--- About this task ---
If a record below holds a picture, leave the picture out and copy the rest exactly.

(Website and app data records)
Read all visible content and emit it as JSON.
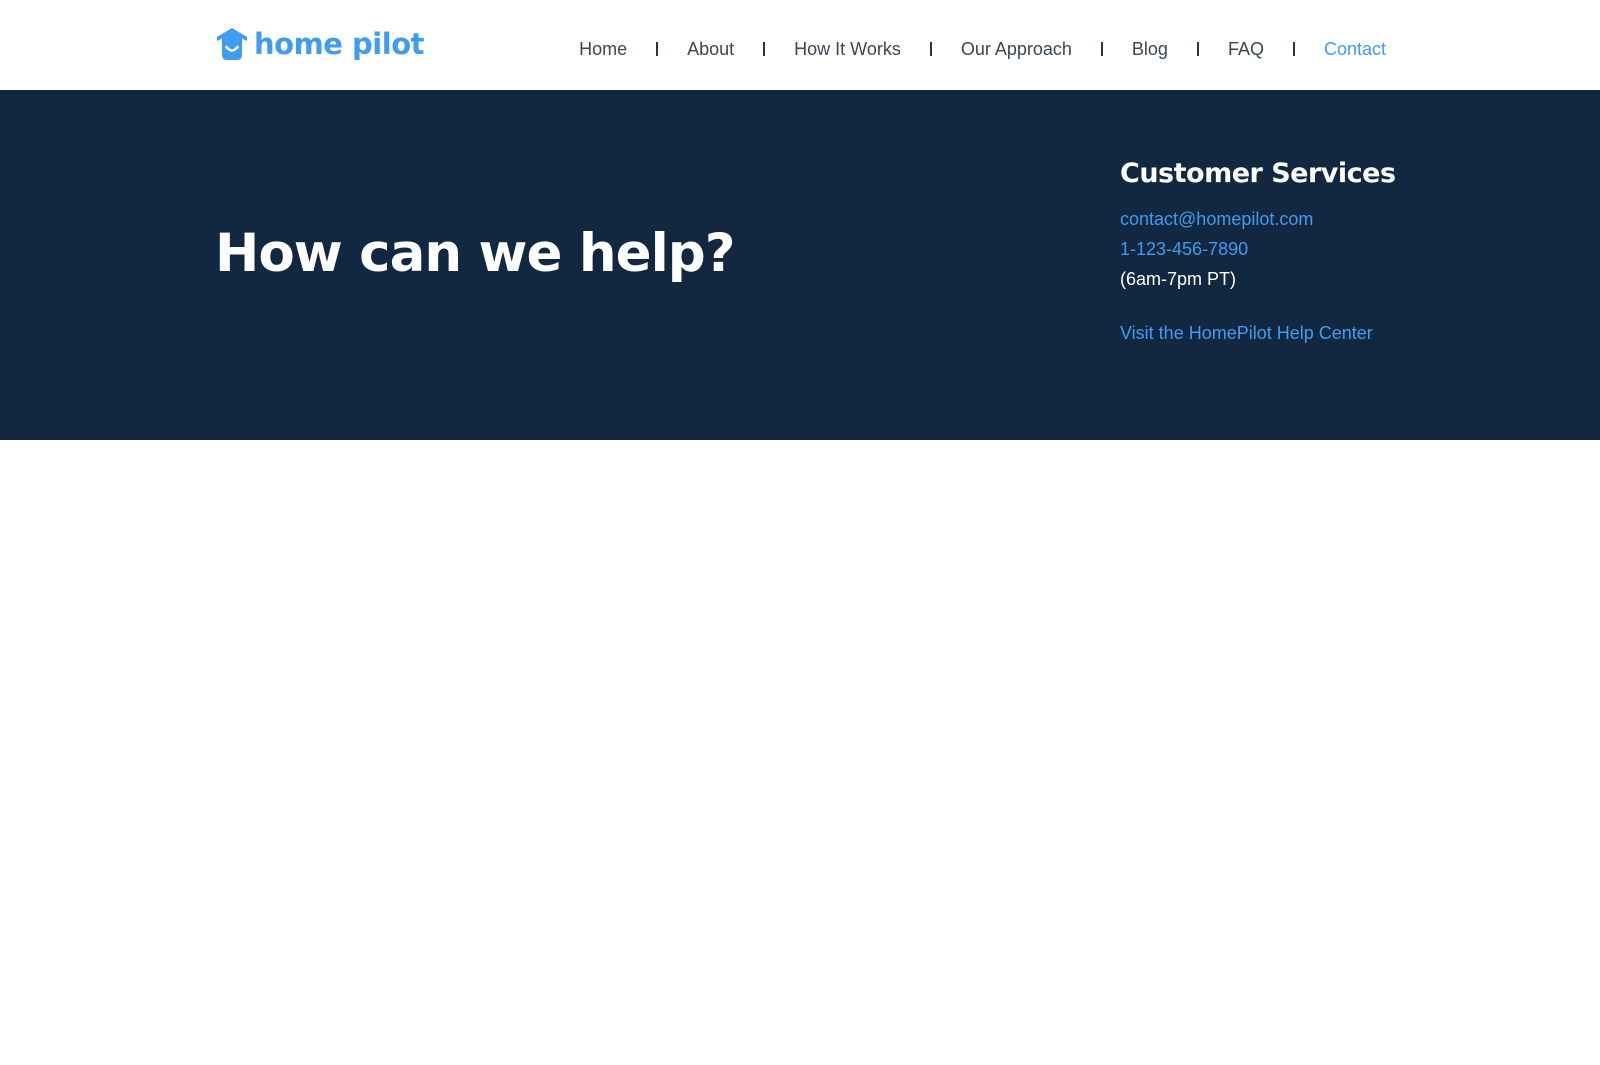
{
  "brand": {
    "name": "home pilot",
    "color": "#3f9cf0",
    "icon": "house-smile-icon"
  },
  "nav": {
    "items": [
      {
        "label": "Home"
      },
      {
        "label": "About"
      },
      {
        "label": "How It Works"
      },
      {
        "label": "Our Approach"
      },
      {
        "label": "Blog"
      },
      {
        "label": "FAQ"
      },
      {
        "label": "Contact",
        "active": true
      }
    ],
    "separator": "|"
  },
  "hero": {
    "title": "How can we help?",
    "background": "#122841"
  },
  "customer_services": {
    "heading": "Customer Services",
    "email": "contact@homepilot.com",
    "phone": "1-123-456-7890",
    "hours": "(6am-7pm PT)",
    "help_center_link": "Visit the HomePilot Help Center"
  }
}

--- Written answer ---
Read all visible content and emit it as JSON.
{
  "brand": {
    "name": "home pilot",
    "color": "#3f9cf0",
    "icon": "house-smile-icon"
  },
  "nav": {
    "items": [
      {
        "label": "Home"
      },
      {
        "label": "About"
      },
      {
        "label": "How It Works"
      },
      {
        "label": "Our Approach"
      },
      {
        "label": "Blog"
      },
      {
        "label": "FAQ"
      },
      {
        "label": "Contact",
        "active": true
      }
    ],
    "separator": "|"
  },
  "hero": {
    "title": "How can we help?",
    "background": "#122841"
  },
  "customer_services": {
    "heading": "Customer Services",
    "email": "contact@homepilot.com",
    "phone": "1-123-456-7890",
    "hours": "(6am-7pm PT)",
    "help_center_link": "Visit the HomePilot Help Center"
  }
}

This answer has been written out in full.